I firmly believe that it is not a problem of age. I think that if you keep your mind sharp, little by little you will acquire the skills. I have known people for almost 90 years who have exercised their mind their whole lives, staying active. And that’s the fundamental skill of developers, their ability to keep their minds working.

Do not stop coding, you can, little by little you will achieve it.


im actually thinking about going back for a masters in computer engineering because i didnt choose wisely when i did my undergrad in EE. im 48 years old and do i think im to old . maybe if i listen to people. but im one stubborn motherfucker and rather focus on my dream and what i want instead of what other people say. never close out your dreams and desires because some other half-witt’s opinion. there is nothing you cant accomplish even with age. it jus ttakes more time but not impossible if your persistant enough .


You can get a job! Never give up! Many big companies are hiring older people.
Example Google: Build for Everyone - Google Careers

Don’t give up, and keep learning! :grinning:
I hope this helps you! :computer:

Follow your dreams!


I agree!!! I am 60 and learning to code. I am very hopeful in finding work… heck I have in me another ten good years for professional challenges.
So YES, please let the 50+ have their own board or forum so we can network and be constructive/positive/helpful to each other.
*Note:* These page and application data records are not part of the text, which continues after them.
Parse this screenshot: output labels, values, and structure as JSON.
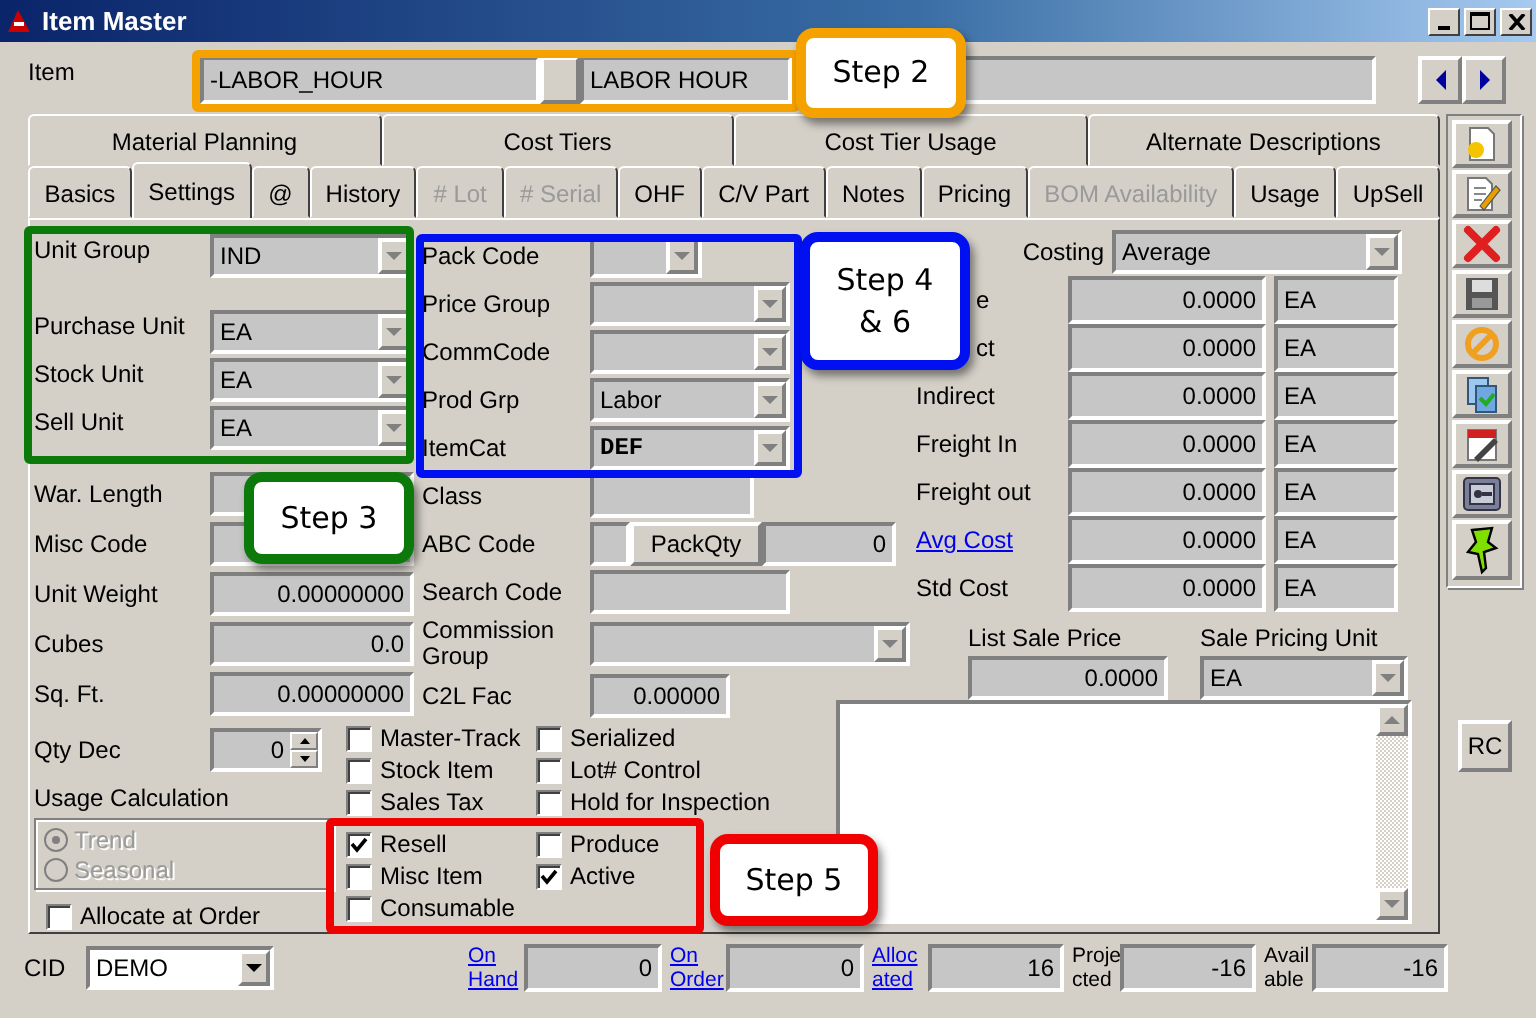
{
  "window": {
    "title": "Item Master"
  },
  "item": {
    "label": "Item",
    "code": "-LABOR_HOUR",
    "description": "LABOR HOUR"
  },
  "tabs_row_1": [
    {
      "label": "Material Planning",
      "selected": false
    },
    {
      "label": "Cost Tiers",
      "selected": false
    },
    {
      "label": "Cost Tier Usage",
      "selected": false
    },
    {
      "label": "Alternate Descriptions",
      "selected": false
    }
  ],
  "tabs_row_2": [
    {
      "label": "Basics",
      "selected": false,
      "disabled": false
    },
    {
      "label": "Settings",
      "selected": true,
      "disabled": false
    },
    {
      "label": "@",
      "selected": false,
      "disabled": false
    },
    {
      "label": "History",
      "selected": false,
      "disabled": false
    },
    {
      "label": "# Lot",
      "selected": false,
      "disabled": true
    },
    {
      "label": "# Serial",
      "selected": false,
      "disabled": true
    },
    {
      "label": "OHF",
      "selected": false,
      "disabled": false
    },
    {
      "label": "C/V Part",
      "selected": false,
      "disabled": false
    },
    {
      "label": "Notes",
      "selected": false,
      "disabled": false
    },
    {
      "label": "Pricing",
      "selected": false,
      "disabled": false
    },
    {
      "label": "BOM Availability",
      "selected": false,
      "disabled": true
    },
    {
      "label": "Usage",
      "selected": false,
      "disabled": false
    },
    {
      "label": "UpSell",
      "selected": false,
      "disabled": false
    }
  ],
  "unit_fields": [
    {
      "label": "Unit Group",
      "value": "IND"
    },
    {
      "label": "Purchase Unit",
      "value": "EA"
    },
    {
      "label": "Stock Unit",
      "value": "EA"
    },
    {
      "label": "Sell Unit",
      "value": "EA"
    }
  ],
  "physical_fields": [
    {
      "label": "War. Length"
    },
    {
      "label": "Misc Code"
    },
    {
      "label": "Unit Weight",
      "value": "0.00000000"
    },
    {
      "label": "Cubes",
      "value": "0.0"
    },
    {
      "label": "Sq. Ft.",
      "value": "0.00000000"
    }
  ],
  "middle_fields": [
    {
      "label": "Pack Code",
      "kind": "combo"
    },
    {
      "label": "Price Group",
      "kind": "combo"
    },
    {
      "label": "CommCode",
      "kind": "combo"
    },
    {
      "label": "Prod Grp",
      "kind": "combo",
      "value": "Labor"
    },
    {
      "label": "ItemCat",
      "kind": "combo",
      "value": "DEF"
    },
    {
      "label": "Class",
      "kind": "text"
    },
    {
      "label": "ABC Code",
      "kind": "abc",
      "button": "PackQty",
      "value": "0"
    },
    {
      "label": "Search Code",
      "kind": "text"
    },
    {
      "label": "Commission Group",
      "kind": "combo"
    },
    {
      "label": "C2L Fac",
      "kind": "text",
      "value": "0.00000"
    }
  ],
  "costing": {
    "label": "Costing",
    "value": "Average"
  },
  "costs": [
    {
      "label": "e",
      "kind": "text",
      "value": "0.0000",
      "unit": "EA"
    },
    {
      "label": "ct",
      "kind": "text",
      "value": "0.0000",
      "unit": "EA"
    },
    {
      "label": "Indirect",
      "kind": "text",
      "value": "0.0000",
      "unit": "EA"
    },
    {
      "label": "Freight In",
      "kind": "text",
      "value": "0.0000",
      "unit": "EA"
    },
    {
      "label": "Freight out",
      "kind": "text",
      "value": "0.0000",
      "unit": "EA"
    },
    {
      "label": "Avg Cost",
      "kind": "link",
      "value": "0.0000",
      "unit": "EA"
    },
    {
      "label": "Std Cost",
      "kind": "text",
      "value": "0.0000",
      "unit": "EA"
    }
  ],
  "list_sale_price": {
    "label": "List Sale Price",
    "value": "0.0000"
  },
  "sale_pricing_unit": {
    "label": "Sale Pricing Unit",
    "value": "EA"
  },
  "qty_dec": {
    "label": "Qty Dec",
    "value": "0"
  },
  "usage_calculation": {
    "label": "Usage Calculation",
    "disabled": true,
    "options": [
      {
        "label": "Trend",
        "selected": true
      },
      {
        "label": "Seasonal",
        "selected": false
      }
    ]
  },
  "allocate_at_order": {
    "label": "Allocate at Order",
    "checked": false
  },
  "flags": [
    {
      "label": "Master-Track",
      "checked": false
    },
    {
      "label": "Serialized",
      "checked": false
    },
    {
      "label": "Stock Item",
      "checked": false
    },
    {
      "label": "Lot# Control",
      "checked": false
    },
    {
      "label": "Sales Tax",
      "checked": false
    },
    {
      "label": "Hold for Inspection",
      "checked": false
    },
    {
      "label": "Resell",
      "checked": true
    },
    {
      "label": "Produce",
      "checked": false
    },
    {
      "label": "Misc Item",
      "checked": false
    },
    {
      "label": "Active",
      "checked": true
    },
    {
      "label": "Consumable",
      "checked": false
    }
  ],
  "rc_button": "RC",
  "cid": {
    "label": "CID",
    "value": "DEMO"
  },
  "stock": [
    {
      "lines": [
        "On",
        "Hand"
      ],
      "kind": "link",
      "value": "0"
    },
    {
      "lines": [
        "On",
        "Order"
      ],
      "kind": "link",
      "value": "0"
    },
    {
      "lines": [
        "Alloc",
        "ated"
      ],
      "kind": "link",
      "value": "16"
    },
    {
      "lines": [
        "Proje",
        "cted"
      ],
      "kind": "text",
      "value": "-16"
    },
    {
      "lines": [
        "Avail",
        "able"
      ],
      "kind": "text",
      "value": "-16"
    }
  ],
  "annotations": [
    {
      "label": "Step 2",
      "color": "#f5a200"
    },
    {
      "label": "Step 3",
      "color": "#0b7a0b"
    },
    {
      "label": "Step 4 & 6",
      "color": "#0010f0"
    },
    {
      "label": "Step 5",
      "color": "#f00000"
    }
  ]
}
if you got room for a 48 yo EE graduate willing to learn to code. im so down!!!


@Driven4Success learn JS and make sure you pay attention to the ES5 parts. Then learn how to use Mirth. Find a good book on HL7 and read it. I see roles all the time for HL7/Mirth for anywhere from $75K-120K. I doubt most would care how old you are there as 95% of all work is remote. There is a serious shortage of HL7/Mirth engineers.

Also, yes a career change is hard. I did mine at 42. I know that’s not the same as 55 but I took a pay cut to do it effectively going from $60K a year to $49K. In less than a year I was up to $95K. I have FCC to thank for it. Don’t give up on your dream as there is always freelance.


thanks everyone! I appreciate and loved all your posts! and Michael, thanks for the info on good skills to learn… Michael, can I ask you, regarding the FCC curriculum, what section do you think are worth learning? I’m currently still working on the HTML/CSS (responsive web design) section?

If doctors can still perform surgeries in their nineties, then coding should be no problem!


Trendy niche… I like that!

@Driven4Success JavaScript Algorithms and Data Structures, most of the ES6 items would not apply to Mirth. Mirth uses Rhinojs which is slowly inching it’s way towards ES6 compliance. The best way to put it is Mirth is ES5+ with most of the best parts of ES6 missing. Down the road I would get the ES6 parts and Back End Development and APIs. Being able to write microservices in Nodejs or some other tool is what separates the $75K to $120K from the $120+. At some point you will need to learn some SQL. Khan Academy has some good courses on SQL when you need that.